INPUT MATERIAL >>

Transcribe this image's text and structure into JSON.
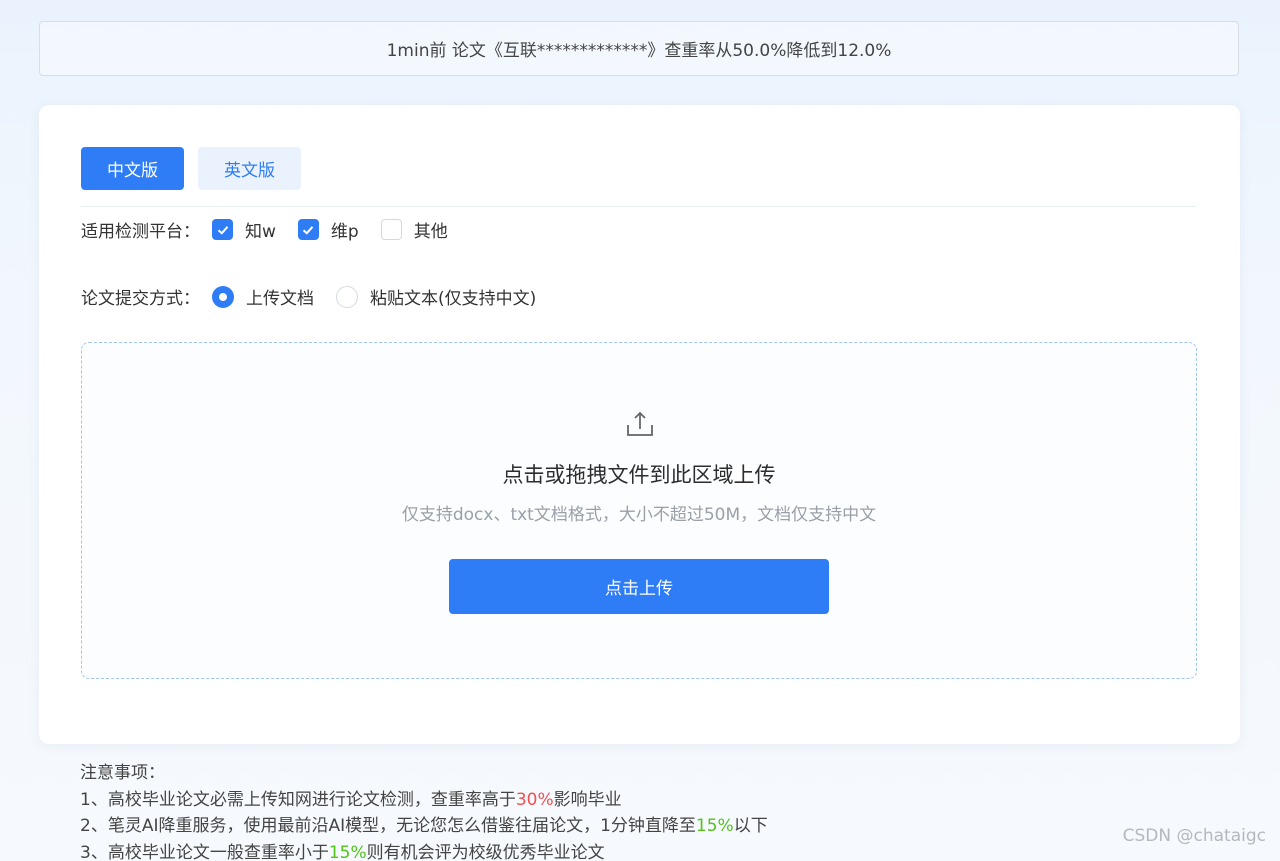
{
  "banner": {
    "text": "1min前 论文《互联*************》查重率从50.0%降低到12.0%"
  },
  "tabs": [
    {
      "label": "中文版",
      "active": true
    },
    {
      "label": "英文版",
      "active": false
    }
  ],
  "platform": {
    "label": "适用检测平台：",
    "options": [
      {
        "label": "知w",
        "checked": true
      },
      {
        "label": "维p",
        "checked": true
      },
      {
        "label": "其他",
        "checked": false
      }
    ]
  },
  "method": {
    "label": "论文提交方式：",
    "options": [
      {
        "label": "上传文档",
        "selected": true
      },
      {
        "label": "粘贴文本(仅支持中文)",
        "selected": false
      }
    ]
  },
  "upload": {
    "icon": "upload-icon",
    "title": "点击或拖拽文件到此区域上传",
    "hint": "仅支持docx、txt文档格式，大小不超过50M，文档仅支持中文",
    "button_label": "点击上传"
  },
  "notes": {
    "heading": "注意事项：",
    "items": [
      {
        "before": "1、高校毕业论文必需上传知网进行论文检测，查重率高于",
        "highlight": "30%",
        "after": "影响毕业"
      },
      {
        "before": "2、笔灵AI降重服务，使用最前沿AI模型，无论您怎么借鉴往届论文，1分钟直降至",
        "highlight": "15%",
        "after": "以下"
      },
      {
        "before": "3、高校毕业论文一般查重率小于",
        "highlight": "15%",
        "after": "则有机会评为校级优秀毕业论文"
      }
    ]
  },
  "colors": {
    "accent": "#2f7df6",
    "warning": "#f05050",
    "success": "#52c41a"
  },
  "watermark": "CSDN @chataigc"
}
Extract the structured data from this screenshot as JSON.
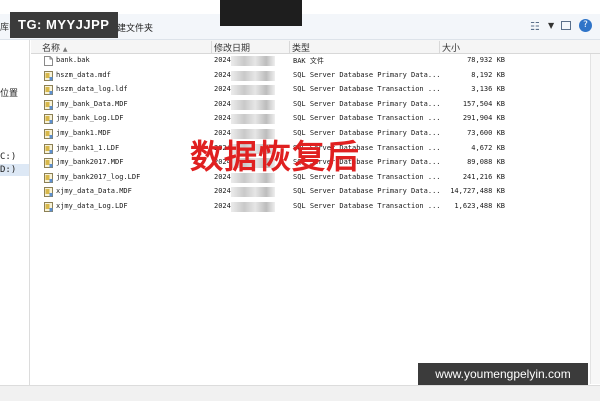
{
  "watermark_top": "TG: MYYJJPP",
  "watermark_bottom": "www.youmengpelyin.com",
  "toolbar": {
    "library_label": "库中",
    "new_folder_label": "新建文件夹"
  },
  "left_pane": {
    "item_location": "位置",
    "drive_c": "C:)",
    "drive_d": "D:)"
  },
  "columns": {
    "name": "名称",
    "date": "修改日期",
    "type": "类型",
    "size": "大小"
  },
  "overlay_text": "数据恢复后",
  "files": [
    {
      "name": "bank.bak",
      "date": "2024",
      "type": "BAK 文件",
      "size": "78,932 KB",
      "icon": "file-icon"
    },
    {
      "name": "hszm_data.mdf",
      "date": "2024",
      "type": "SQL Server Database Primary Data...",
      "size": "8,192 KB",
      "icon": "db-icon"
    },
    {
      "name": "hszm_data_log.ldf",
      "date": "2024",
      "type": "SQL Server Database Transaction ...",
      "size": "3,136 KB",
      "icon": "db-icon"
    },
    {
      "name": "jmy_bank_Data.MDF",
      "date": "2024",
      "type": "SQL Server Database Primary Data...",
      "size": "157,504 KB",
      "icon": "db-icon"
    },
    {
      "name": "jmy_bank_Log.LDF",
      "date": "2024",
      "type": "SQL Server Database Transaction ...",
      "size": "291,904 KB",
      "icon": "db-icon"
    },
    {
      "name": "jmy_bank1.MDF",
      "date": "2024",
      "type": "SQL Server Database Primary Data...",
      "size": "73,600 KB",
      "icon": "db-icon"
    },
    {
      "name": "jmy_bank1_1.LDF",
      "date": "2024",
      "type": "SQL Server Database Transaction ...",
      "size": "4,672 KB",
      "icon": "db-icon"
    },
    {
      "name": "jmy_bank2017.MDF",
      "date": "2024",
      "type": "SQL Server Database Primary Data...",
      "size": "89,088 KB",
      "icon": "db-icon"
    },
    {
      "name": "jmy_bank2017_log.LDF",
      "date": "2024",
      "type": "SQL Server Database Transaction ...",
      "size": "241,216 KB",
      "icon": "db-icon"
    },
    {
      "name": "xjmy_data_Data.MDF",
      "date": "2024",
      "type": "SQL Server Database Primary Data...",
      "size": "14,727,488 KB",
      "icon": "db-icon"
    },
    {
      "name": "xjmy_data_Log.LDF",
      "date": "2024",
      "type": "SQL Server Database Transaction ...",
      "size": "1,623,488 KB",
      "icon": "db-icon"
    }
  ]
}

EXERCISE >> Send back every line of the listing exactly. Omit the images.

RESULT OF THIS TASK >>
Transcribe this image's text and structure into JSON.
{
  "banner": {
    "text": "1min前 论文《互联*************》查重率从50.0%降低到12.0%"
  },
  "tabs": [
    {
      "label": "中文版",
      "active": true
    },
    {
      "label": "英文版",
      "active": false
    }
  ],
  "platform": {
    "label": "适用检测平台：",
    "options": [
      {
        "label": "知w",
        "checked": true
      },
      {
        "label": "维p",
        "checked": true
      },
      {
        "label": "其他",
        "checked": false
      }
    ]
  },
  "method": {
    "label": "论文提交方式：",
    "options": [
      {
        "label": "上传文档",
        "selected": true
      },
      {
        "label": "粘贴文本(仅支持中文)",
        "selected": false
      }
    ]
  },
  "upload": {
    "icon": "upload-icon",
    "title": "点击或拖拽文件到此区域上传",
    "hint": "仅支持docx、txt文档格式，大小不超过50M，文档仅支持中文",
    "button_label": "点击上传"
  },
  "notes": {
    "heading": "注意事项：",
    "items": [
      {
        "before": "1、高校毕业论文必需上传知网进行论文检测，查重率高于",
        "highlight": "30%",
        "after": "影响毕业"
      },
      {
        "before": "2、笔灵AI降重服务，使用最前沿AI模型，无论您怎么借鉴往届论文，1分钟直降至",
        "highlight": "15%",
        "after": "以下"
      },
      {
        "before": "3、高校毕业论文一般查重率小于",
        "highlight": "15%",
        "after": "则有机会评为校级优秀毕业论文"
      }
    ]
  },
  "colors": {
    "accent": "#2f7df6",
    "warning": "#f05050",
    "success": "#52c41a"
  },
  "watermark": "CSDN @chataigc"
}
Extract the structured data from this screenshot as JSON.
{
  "watermark_top": "TG: MYYJJPP",
  "watermark_bottom": "www.youmengpelyin.com",
  "toolbar": {
    "library_label": "库中",
    "new_folder_label": "新建文件夹"
  },
  "left_pane": {
    "item_location": "位置",
    "drive_c": "C:)",
    "drive_d": "D:)"
  },
  "columns": {
    "name": "名称",
    "date": "修改日期",
    "type": "类型",
    "size": "大小"
  },
  "overlay_text": "数据恢复后",
  "files": [
    {
      "name": "bank.bak",
      "date": "2024",
      "type": "BAK 文件",
      "size": "78,932 KB",
      "icon": "file-icon"
    },
    {
      "name": "hszm_data.mdf",
      "date": "2024",
      "type": "SQL Server Database Primary Data...",
      "size": "8,192 KB",
      "icon": "db-icon"
    },
    {
      "name": "hszm_data_log.ldf",
      "date": "2024",
      "type": "SQL Server Database Transaction ...",
      "size": "3,136 KB",
      "icon": "db-icon"
    },
    {
      "name": "jmy_bank_Data.MDF",
      "date": "2024",
      "type": "SQL Server Database Primary Data...",
      "size": "157,504 KB",
      "icon": "db-icon"
    },
    {
      "name": "jmy_bank_Log.LDF",
      "date": "2024",
      "type": "SQL Server Database Transaction ...",
      "size": "291,904 KB",
      "icon": "db-icon"
    },
    {
      "name": "jmy_bank1.MDF",
      "date": "2024",
      "type": "SQL Server Database Primary Data...",
      "size": "73,600 KB",
      "icon": "db-icon"
    },
    {
      "name": "jmy_bank1_1.LDF",
      "date": "2024",
      "type": "SQL Server Database Transaction ...",
      "size": "4,672 KB",
      "icon": "db-icon"
    },
    {
      "name": "jmy_bank2017.MDF",
      "date": "2024",
      "type": "SQL Server Database Primary Data...",
      "size": "89,088 KB",
      "icon": "db-icon"
    },
    {
      "name": "jmy_bank2017_log.LDF",
      "date": "2024",
      "type": "SQL Server Database Transaction ...",
      "size": "241,216 KB",
      "icon": "db-icon"
    },
    {
      "name": "xjmy_data_Data.MDF",
      "date": "2024",
      "type": "SQL Server Database Primary Data...",
      "size": "14,727,488 KB",
      "icon": "db-icon"
    },
    {
      "name": "xjmy_data_Log.LDF",
      "date": "2024",
      "type": "SQL Server Database Transaction ...",
      "size": "1,623,488 KB",
      "icon": "db-icon"
    }
  ]
}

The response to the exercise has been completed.